India’s Securities and Exchange Board (Sebi) has issued unlisted non-convertible debentures (NCDs), where mutual funds are mostly the investors, a three-month one-time window for listing has been allocated to such schemes.
A letter was sent to asset management companies late Tuesday, acoording to SEBI, stating that , starting June 15, a window would be made available to issuers who have outstanding unlisted NCDs as of March 31 without having to comply to the requirement and the guidelines on the electronic bidding platform. Mutual funds are however required to keep issuers informed of this window.
According to a copy of the letter with LiveMint , the letter stated “This is another step towards ensuring that debt mutual fund schemes hold only 10% in unlisted debt. Mutual funds have time till end of December to comply with the norms. The existing unlisted remains grandfathered. The listing would entail higher compliance and disclosures.”
The schemes had to meet the investment limits for non-listed non-convertible debentures (NCDs) at 15 percent and 10 percent of the debt portfolio by 31 March and 30 June respectively. These dates were subsequently extended to 30 September and 31 December respectively due to COVID-19 related disruptions. This additional move is to have liquidity for certain papers that are not listed. Exchanges require for the listing of fresh NCDs and not current unlisted ones, said asset management company’s CEO.
“In addition, it permitted mutual funds to grandfather the existing investments in unlisted debt instruments till maturity of such instruments, so as to not disrupt the market,” said Sebi.

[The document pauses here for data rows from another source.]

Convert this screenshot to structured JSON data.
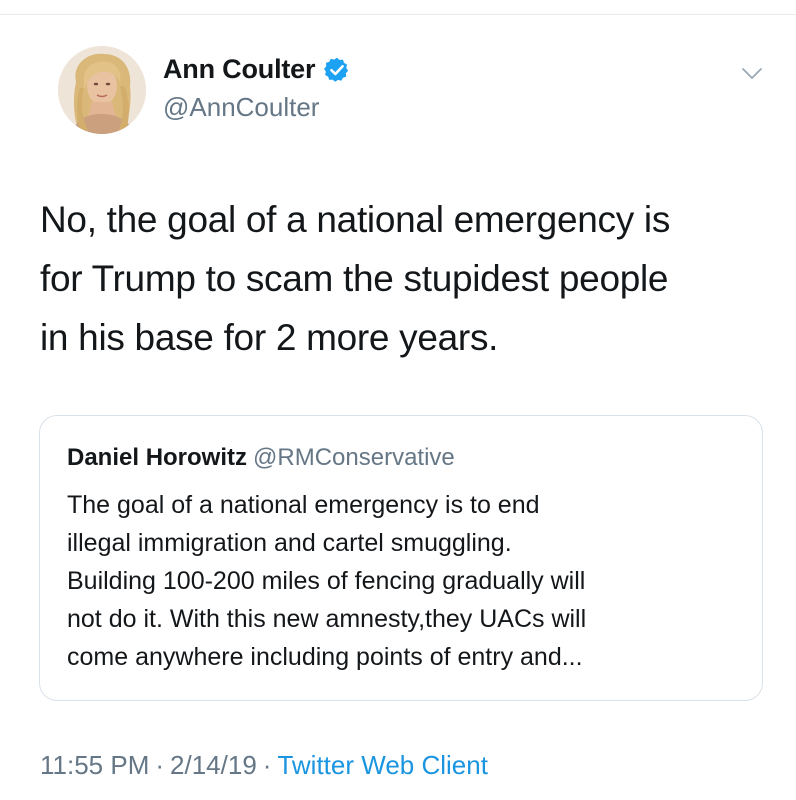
{
  "author": {
    "display_name": "Ann Coulter",
    "handle": "@AnnCoulter",
    "verified": true,
    "verified_color": "#1da1f2"
  },
  "tweet": {
    "lines": [
      "No, the goal of a national emergency is",
      "for Trump to scam the stupidest people",
      "in his base for 2 more years."
    ]
  },
  "quoted_tweet": {
    "display_name": "Daniel Horowitz",
    "handle": "@RMConservative",
    "lines": [
      "The goal of a national emergency is to end",
      "illegal immigration and cartel smuggling.",
      "Building 100-200 miles of fencing gradually will",
      "not do it. With this new amnesty,they UACs will",
      "come anywhere including points of entry and..."
    ]
  },
  "meta": {
    "time": "11:55 PM",
    "separator": "·",
    "date": "2/14/19",
    "client": "Twitter Web Client",
    "client_color": "#1b95e0"
  },
  "icons": {
    "verified": "verified-badge-icon",
    "menu": "chevron-down-icon"
  }
}
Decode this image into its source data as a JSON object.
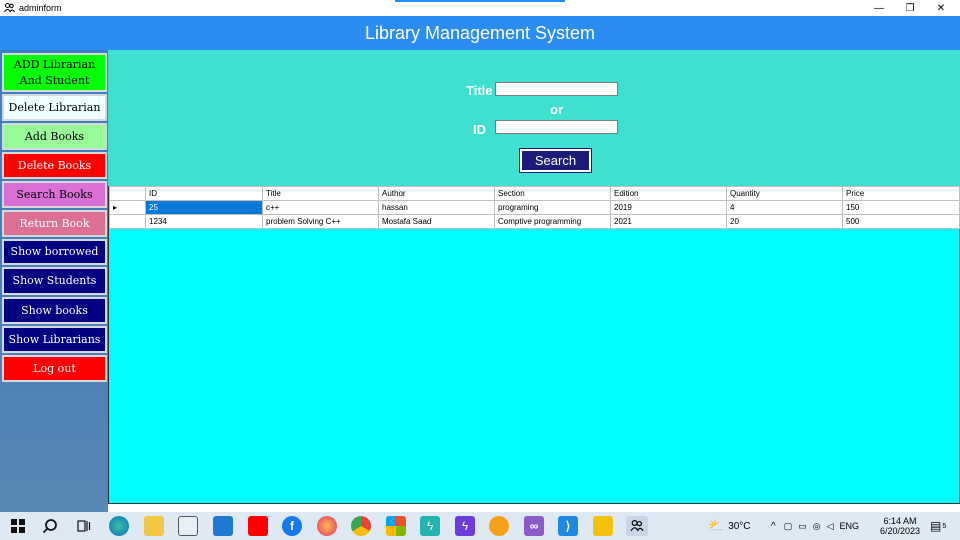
{
  "window": {
    "title": "adminform",
    "minimize": "—",
    "restore": "❐",
    "close": "✕"
  },
  "header": {
    "title": "Library Management System"
  },
  "sidebar": {
    "items": [
      {
        "label_line1": "ADD Librarian",
        "label_line2": "And Student",
        "bg": "#00ff00",
        "fg": "#000000"
      },
      {
        "label": "Delete Librarian",
        "bg": "#f0ffff",
        "fg": "#000000"
      },
      {
        "label": "Add Books",
        "bg": "#98fb98",
        "fg": "#000000"
      },
      {
        "label": "Delete Books",
        "bg": "#ff0000",
        "fg": "#ffffff"
      },
      {
        "label": "Search Books",
        "bg": "#da70d6",
        "fg": "#000000"
      },
      {
        "label": "Return Book",
        "bg": "#db7093",
        "fg": "#ffffff"
      },
      {
        "label": "Show borrowed",
        "bg": "#000080",
        "fg": "#ffffff"
      },
      {
        "label": "Show Students",
        "bg": "#000080",
        "fg": "#ffffff"
      },
      {
        "label": "Show books",
        "bg": "#000080",
        "fg": "#ffffff"
      },
      {
        "label": "Show Librarians",
        "bg": "#000080",
        "fg": "#ffffff"
      },
      {
        "label": "Log out",
        "bg": "#ff0000",
        "fg": "#ffffff"
      }
    ]
  },
  "search": {
    "title_label": "Title",
    "or_label": "or",
    "id_label": "ID",
    "title_value": "",
    "id_value": "",
    "button_label": "Search"
  },
  "grid": {
    "columns": [
      "ID",
      "Title",
      "Author",
      "Section",
      "Edition",
      "Quantity",
      "Price"
    ],
    "rows": [
      [
        "25",
        "c++",
        "hassan",
        "programing",
        "2019",
        "4",
        "150"
      ],
      [
        "1234",
        "problem Solving C++",
        " Mostafa Saad",
        "Comptive programming",
        "2021",
        "20",
        "500"
      ]
    ],
    "current_row_marker": "▸"
  },
  "taskbar": {
    "weather": "30°C",
    "language": "ENG",
    "time": "6:14 AM",
    "date": "6/20/2023",
    "notifications": "5"
  },
  "colors": {
    "header": "#2b8cf2",
    "panel": "#40e0d0",
    "grid_bg": "#00ffff",
    "search_button": "#1c1c78"
  }
}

According to Sebi communication, if issuers of non-listed NCDs take advantage of the opportunity of one-time listing and submit their application for listing but unduly delay in getting their NCDs listed, they would be required to pay additional 1 percent coupon to investors. On Wednesday the Asset Management Companies (AMCs) were advised by the Association of Mutual Funds in India (AMFI) that they would take full advantage of the opportunity and act immediately.
“There are about 121 companies which haven’t listed their debs. Franklin Templeton is the largest owner of unlisted debts among mutual fund houses. We will request all of invester companies to list their debts,” said the CEO of a large fund house, anonymously.
MF industry holds about 41,500 crore of non-listed NCDs in all schemes, excluding liquid schemes as of March 31. The six debt schemes that are under the winding-up process hold a large chunk of these unlisted debts. Many of these NCDs are issued and used to be considered liquid investments by marquee issuers. Those have been illiquid in the new covid-19 scenario due to market uncertainty, raising problems for the mutual funds.
“Further, some of the same issuers’ listed NCDs issued after 1 October trade regularly, but the unlisted NCD of the same issuer with the same rating and potentially a shorter maturity has become completely liquid. This has been adversely impacting the performance of various mutual fund schemes investing in debt instruments,” said an AMFI member.
“While Sebi has facilitated listing of unlisted NCDs many marquee issuers such as Tata Sons are unwilling to list their bonds. Perhaps they would make up the 10% of the unlisted debt still allowed,” said an official of a fund house.